Aim of the exercise:
Copy the data below verbatim, leaving no line out.

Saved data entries
# # # # #
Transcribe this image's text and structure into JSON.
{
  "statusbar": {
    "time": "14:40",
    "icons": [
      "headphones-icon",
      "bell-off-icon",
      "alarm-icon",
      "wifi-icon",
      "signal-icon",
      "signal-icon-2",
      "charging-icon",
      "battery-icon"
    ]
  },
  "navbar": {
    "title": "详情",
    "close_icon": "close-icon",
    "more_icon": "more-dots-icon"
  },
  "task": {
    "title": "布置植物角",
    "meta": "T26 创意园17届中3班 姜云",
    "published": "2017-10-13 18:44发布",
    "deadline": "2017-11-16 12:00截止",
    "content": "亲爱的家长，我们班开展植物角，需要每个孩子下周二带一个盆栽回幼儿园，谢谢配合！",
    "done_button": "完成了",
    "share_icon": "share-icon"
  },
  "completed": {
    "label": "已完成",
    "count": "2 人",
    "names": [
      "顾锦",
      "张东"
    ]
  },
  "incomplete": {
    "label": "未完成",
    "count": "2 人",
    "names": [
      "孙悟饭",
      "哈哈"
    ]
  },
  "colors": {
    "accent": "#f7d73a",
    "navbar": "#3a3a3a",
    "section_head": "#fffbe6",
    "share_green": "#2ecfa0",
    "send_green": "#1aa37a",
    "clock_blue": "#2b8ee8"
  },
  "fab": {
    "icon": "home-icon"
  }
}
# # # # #
Task solution:
Transcribe this image's text and structure into JSON.
{
  "statusbar": {
    "time": "14:40",
    "icons": [
      "headphones-icon",
      "bell-off-icon",
      "alarm-icon",
      "wifi-icon",
      "signal-icon",
      "signal-icon-2",
      "charging-icon",
      "battery-icon"
    ]
  },
  "navbar": {
    "title": "详情",
    "close_icon": "close-icon",
    "more_icon": "more-dots-icon"
  },
  "task": {
    "title": "布置植物角",
    "meta": "T26 创意园17届中3班 姜云",
    "published": "2017-10-13 18:44发布",
    "deadline": "2017-11-16 12:00截止",
    "content": "亲爱的家长，我们班开展植物角，需要每个孩子下周二带一个盆栽回幼儿园，谢谢配合！",
    "done_button": "完成了",
    "share_icon": "share-icon"
  },
  "completed": {
    "label": "已完成",
    "count": "2 人",
    "names": [
      "顾锦",
      "张东"
    ]
  },
  "incomplete": {
    "label": "未完成",
    "count": "2 人",
    "names": [
      "孙悟饭",
      "哈哈"
    ]
  },
  "colors": {
    "accent": "#f7d73a",
    "navbar": "#3a3a3a",
    "section_head": "#fffbe6",
    "share_green": "#2ecfa0",
    "send_green": "#1aa37a",
    "clock_blue": "#2b8ee8"
  },
  "fab": {
    "icon": "home-icon"
  }
}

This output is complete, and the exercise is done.